The only word to describe the sophomore album from German sludge trio is monstrous. Loathe was one of 2015’s heaviest records, both in terms of its sonic weight and the impact of the embittered nihilism spat out therein. If the chest-crushing riffs, percussion, and ill-tempered vocals of bands like Indian, Primitive Man, Grief, or New Zealand’s very own sludge punks Meth Drinker appeal, then Nightslug has got all your curmudgeonly needs covered. Rest assured, the levels of spite and hostility displayed on Loathe foster a worldview where hating everyone and everything all of the time is the prime tenet.
Harrow: Fallow Fields
Canadian band Harrow’s second album, Fallow Fields, is very much of the Cascadian school of black metal. Harrow have an atavistic accent and a nature-centric feel about them, but there’s also a sense of something much grander being honoured on Fallow Fields. Especially when the raw electric guitars and throat-bleeding vocals fade away, and beautiful acoustic folk passages take over to let the sun break through the clouds. If standing on mountaintops and glorying in the sights of skies above and forests below sounds good, or if bands like Alda, Skagos, Falls of Rauros and Wolves in the Throne Room already appeal, then you’ll likely find Fallow Fields exquisite too.
Occult 45: Human Abhorrence
I’ve spent a lot of time raving about releases from Broken Limbs’ bands Leather Chalice and Ramlord in the past. Deservedly so, as well. Both bands feature Jan Slezak on vocals and guitar, both issued very strong releases in 2015, and both create some of the filthiest punk ’n’ metal you’re ever likely to hear. However, it’d be fair to say that Occult 45 gave both those bands a run for their money on 2015’s Human Abhorrence. Occult 45’s 7-track, 12-minute 7″ is replete with dirty distortion and an unsanitary mix of grindcore, hardcore, and powerviolence––with plenty of other caustic and lo-fi metallic noise thrown in. Highly recommended if torrents of turbo-speed pandemonium float your boat. (See also, Absolutist’s Traverse 7″ for another punk rock riot from Broken Limbs’ roster that sounds short, sharp and decidedly vicious.)
Ad Nauseum: S/T
Ad Nauseum’s self-titled 2015 EP is the third release from the Florida-based four-piece; although, it’s the first music I’ve heard from the band. Like the music of labelmates Nightslug, Ad Nauseum’s sound is heaving, heavy and filthy, and the band are also clearly filled to the brim with bile and hatred. However, there are also marked differences to Ad Nauseum’s self-titled EP. For a start, it’s starker, bleaker, and more experimental in nature. With the band dragging in industrial, noise, hardcore, and churning (and pitch-black) doom and death metal elements. In all, Ad Nauseum’s EP is very much a multilayered horrorshow. Filled with very dark and very impressive deadfalls overflowing with the rot and refuse of humanity. Perfect.

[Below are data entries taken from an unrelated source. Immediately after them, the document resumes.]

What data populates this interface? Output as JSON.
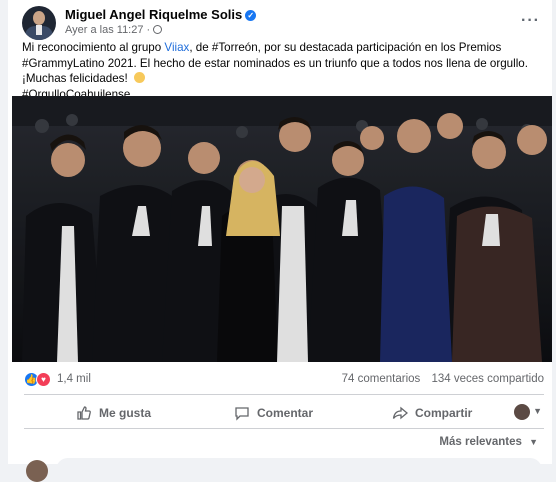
{
  "post": {
    "author": "Miguel Angel Riquelme Solis",
    "time": "Ayer a las 11:27",
    "time_separator": "·",
    "more_label": "···",
    "text": {
      "p1_a": "Mi reconocimiento al grupo ",
      "p1_link": "Viiax",
      "p1_b": ", de #Torreón, por su destacada participación en los Premios #GrammyLatino 2021. El hecho de estar nominados es un triunfo que a todos nos llena de orgullo. ¡Muchas felicidades! ",
      "hashtag": "#OrgulloCoahuilense"
    },
    "icons": [
      "verified-badge-icon",
      "globe-icon",
      "clapping-hands-emoji",
      "more-options-icon"
    ]
  },
  "stats": {
    "reaction_count": "1,4 mil",
    "comments": "74 comentarios",
    "shares": "134 veces compartido",
    "reaction_icons": [
      "like-reaction-icon",
      "love-reaction-icon"
    ]
  },
  "actions": {
    "like": "Me gusta",
    "comment": "Comentar",
    "share": "Compartir"
  },
  "sort": {
    "label": "Más relevantes"
  },
  "colors": {
    "facebook_blue": "#1877f2",
    "love_red": "#f33e58",
    "link": "#216fdb",
    "secondary_text": "#65676b"
  }
}
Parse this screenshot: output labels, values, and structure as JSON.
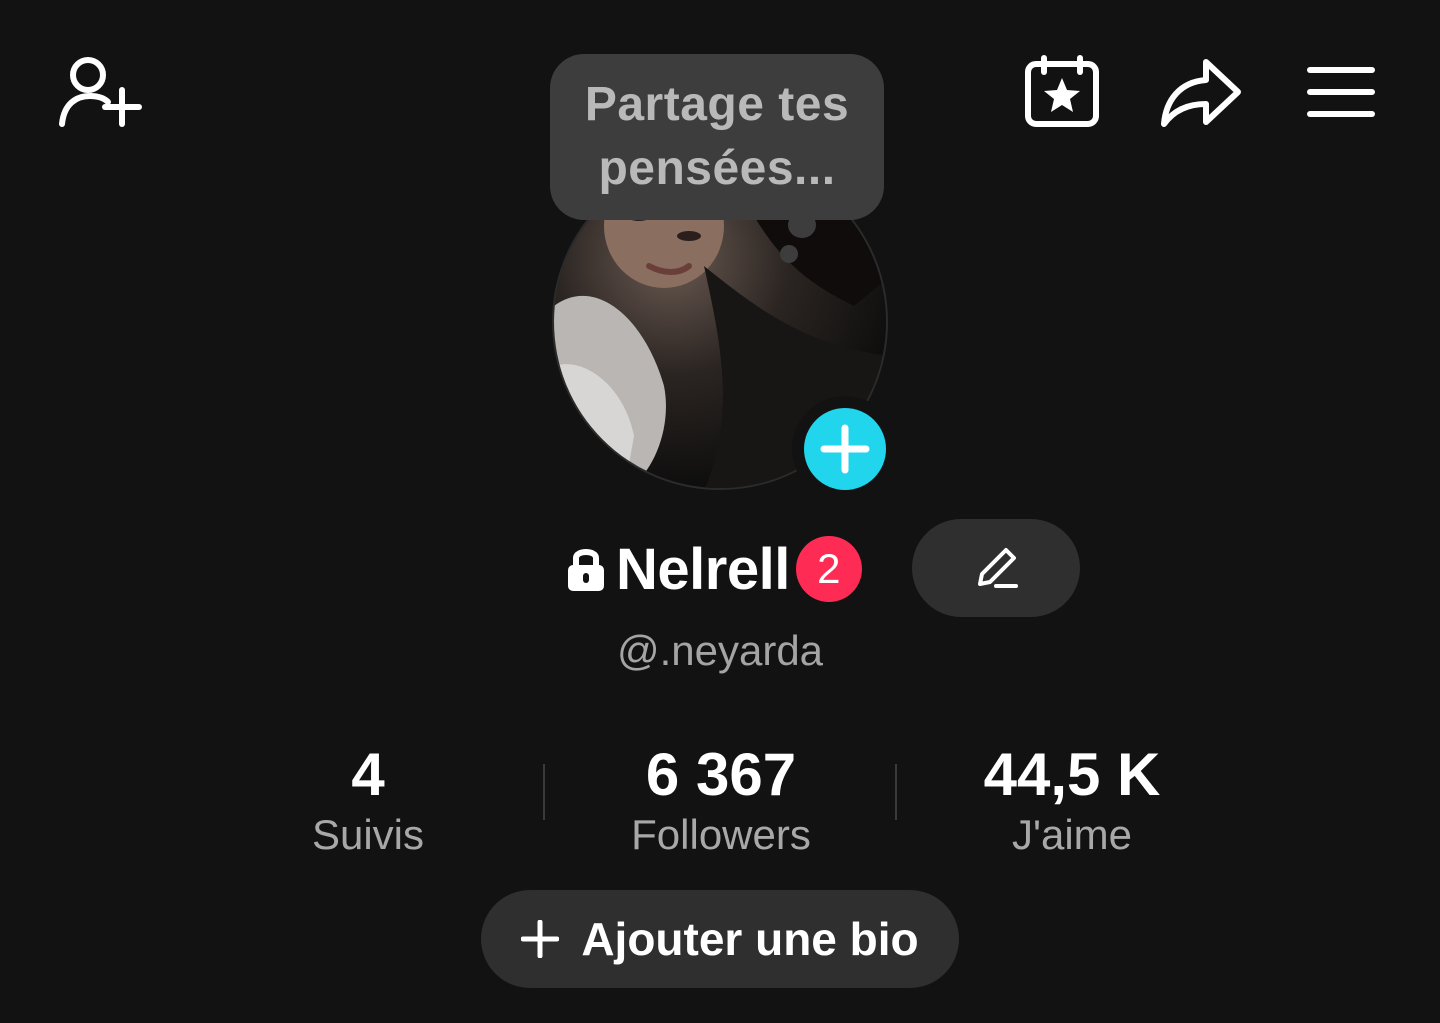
{
  "top_bar": {
    "add_friend_icon": "person-plus-icon",
    "calendar_icon": "calendar-star-icon",
    "share_icon": "share-arrow-icon",
    "menu_icon": "hamburger-menu-icon"
  },
  "thought_bubble": {
    "text": "Partage tes pensées..."
  },
  "profile": {
    "avatar_add_icon": "plus-icon",
    "lock_icon": "lock-icon",
    "display_name": "Nelrell",
    "notification_count": "2",
    "edit_icon": "pencil-icon",
    "handle": "@.neyarda"
  },
  "stats": [
    {
      "value": "4",
      "label": "Suivis"
    },
    {
      "value": "6 367",
      "label": "Followers"
    },
    {
      "value": "44,5 K",
      "label": "J'aime"
    }
  ],
  "bio_button": {
    "icon": "plus-icon",
    "label": "Ajouter une bio"
  },
  "colors": {
    "background": "#121212",
    "accent_cyan": "#20d5ec",
    "badge_red": "#fe2c55",
    "button_gray": "#2f2f2f"
  }
}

Moro Moro Land: Through
Russian four-piece Moro Moro Land show an enormous amount of promise on their fiery 2015 four-track EP, Through. Adding dense post-metal atmospherics to a sound already indebted to the nexus where post-hardcore and progressive metal meet, Moro Moro Land’s music would find favour first and foremost with fans of Cult of Luna, Neurosis, Isis, The Ocean, and co. Similarly, Moro Moro Land’s music features dynamic shifts and dramatic swings. So if you’re looking for jagged-edged and down-tuned music that features as much of punk rock’s passion as it does of heavy metal’s darkness, then Moro Moro Land’s Through is certainly well worth investigating.